Take the brooding beauty and dystopian, Soviet-flavored setting of “Half-Life 2”—but remove the weapons and monsters—and you got yourself “INFRA,” a video game about fixing a crumbling city before everything goes to hell.
The first-person nonshooter will not appeal to everyone. The action begins in, of all places, a boardroom discussion—a narrative decision the game seems to instantly regret, because you get a pop-up option to “Skip meeting.” “Look, just text me the memos, I want this over with as soon as possible,” your character growls. Yet you might spend the next 7 minutes trying to find the dang exit of your office building, as did a guy who recorded the below play-through video. (He then fell off a ledge and died.)
As for the plot, you are “Mark,” an engineer tasked with saving the infrastructure of a once-profitable, now badly degraded Baltic mining city. Oskari Samiola, who’s 23 and lives in Finland, earlier told CityLab the inspiration for making this game was watching a “documentary about the U.S.A.’s at-the-collapsing-point infrastructure” and “generally after hearing news about spoiled tap water and seeing roads in poor condition.” He seems to have stuck with the decision not to include violence, having the player instead search for technical documents, photograph safety issues like wall cracks, and unveil the deep-rooted schemes and corrupt operators behind the city’s looming downfall.
It might sound tame, but the unique mission and lovely, atmospheric graphics might appeal to a wonky slice of gamers. “INFRA” is available for $14.99 on Steam, where it’s received a “Very Positive” rating. Here’s one user review:

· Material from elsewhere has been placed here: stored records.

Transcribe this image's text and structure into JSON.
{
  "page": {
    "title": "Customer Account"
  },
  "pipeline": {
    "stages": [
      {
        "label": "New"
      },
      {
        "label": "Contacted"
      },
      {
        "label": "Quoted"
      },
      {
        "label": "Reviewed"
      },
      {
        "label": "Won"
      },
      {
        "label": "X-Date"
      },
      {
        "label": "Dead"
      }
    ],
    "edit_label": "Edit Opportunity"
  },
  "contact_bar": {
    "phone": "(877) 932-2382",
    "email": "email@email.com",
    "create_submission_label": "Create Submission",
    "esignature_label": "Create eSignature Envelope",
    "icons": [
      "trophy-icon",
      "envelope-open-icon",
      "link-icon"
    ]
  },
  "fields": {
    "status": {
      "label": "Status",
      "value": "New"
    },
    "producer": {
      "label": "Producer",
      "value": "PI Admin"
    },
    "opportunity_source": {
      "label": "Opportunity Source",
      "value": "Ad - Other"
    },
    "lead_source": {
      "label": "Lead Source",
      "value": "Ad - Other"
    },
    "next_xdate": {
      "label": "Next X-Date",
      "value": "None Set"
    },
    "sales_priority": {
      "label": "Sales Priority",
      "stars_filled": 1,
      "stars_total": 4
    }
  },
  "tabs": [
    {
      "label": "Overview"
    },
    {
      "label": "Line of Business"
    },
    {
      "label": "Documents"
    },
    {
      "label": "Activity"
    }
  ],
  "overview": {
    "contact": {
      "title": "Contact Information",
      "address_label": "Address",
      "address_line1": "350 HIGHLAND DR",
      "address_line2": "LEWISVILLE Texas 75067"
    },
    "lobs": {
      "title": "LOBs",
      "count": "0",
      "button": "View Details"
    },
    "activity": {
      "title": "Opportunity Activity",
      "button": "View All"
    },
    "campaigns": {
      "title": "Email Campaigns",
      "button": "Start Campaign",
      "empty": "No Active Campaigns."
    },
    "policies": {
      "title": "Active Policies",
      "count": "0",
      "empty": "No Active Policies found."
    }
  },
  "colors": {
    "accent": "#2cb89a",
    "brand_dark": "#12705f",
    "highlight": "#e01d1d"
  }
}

You could use the words 'Walking Simulator' to describe Infra, but that definition barely scratches the surface of what's going on here. You could say that Infra is a puzzle game, but you'd only be talking about the tip of the iceberg. You could say that Infra is a job simulator, but you'd still be missing the real point of what is going on.…
At its brilliantly mundane heart, Infra is an interactive cautionary tale, and one that hits close to home for all of us. All around us we are surrounded by tecnologies and systems that we take for granted and that is the spot where Infra builds the edifice of tension that makes up the game's core. Because despite the cinematic license with which Infra's story is presented, the Bad guys and monsters are entirely human, perfectly possible. The horrific scenarios that play out have happened in our world before and they are doing so right now, even as we sit here unaware of their unravelling beneath our feet.
Enjoy these screenshots and that play-through footage (be warned there’s cursing).